CNRS, the French National Center for Scientific Research, and INRIA, the French National Institute for Research in Computer Science and Control, both play a leading role in the development of Information Science and Technology (IST) in Europe. The METISS team (http://www.irisa.fr/metiss/) gathers a staff of 20 people focusing on audio signal processing research within the joint CNRS/INRIA lab called IRISA in Rennes. This position is part of a collaborative project with Canon Research Centre France (CRF) in nearby Cesson-Sévigné. It will involve regular exchanges and collaboration with the Audio Research Team at CRF.

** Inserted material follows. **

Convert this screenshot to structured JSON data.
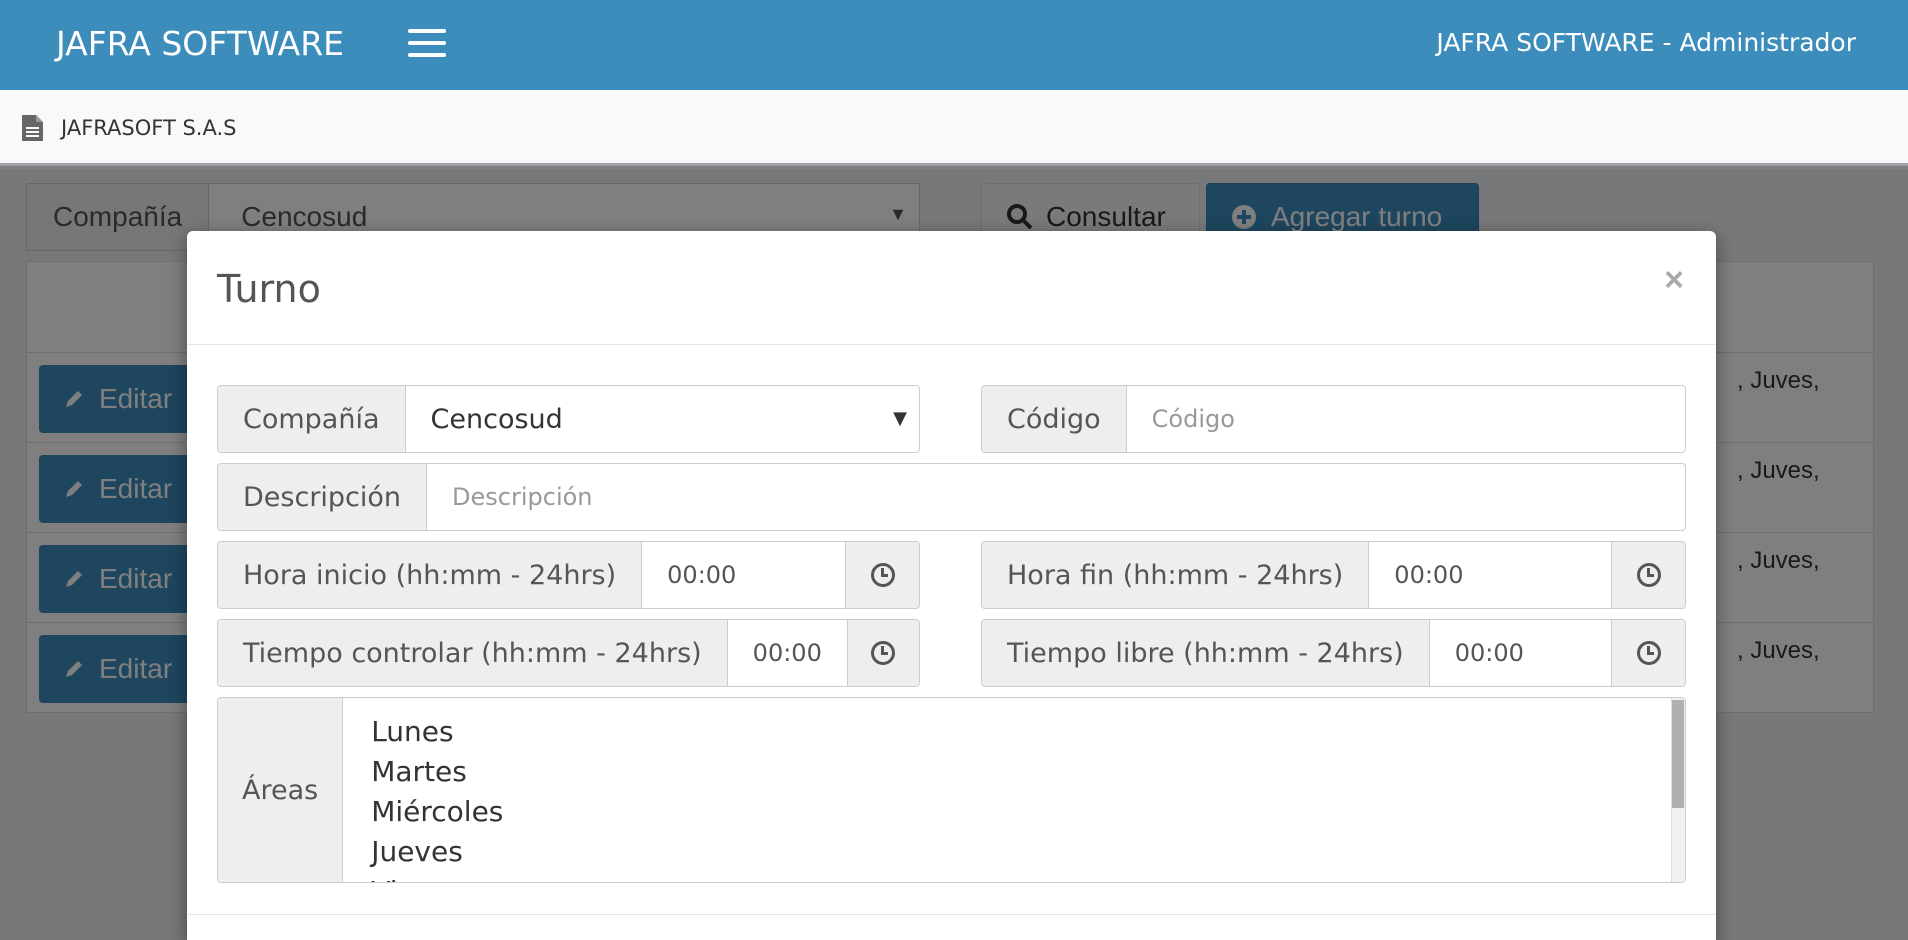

Prospective candidates must hold or be about to defend a PhD in audio signal processing. Proficient coding in Matlab is necessary. Additional expertise in audio benchmarking or source separation or audiovisual processing would be an asset.

Applications including a full resume, a letter of motivation and up to three reference letters must be sent by email to the principal investigator before September 1, 2011. Phone interviews of selected candidates will be held early September.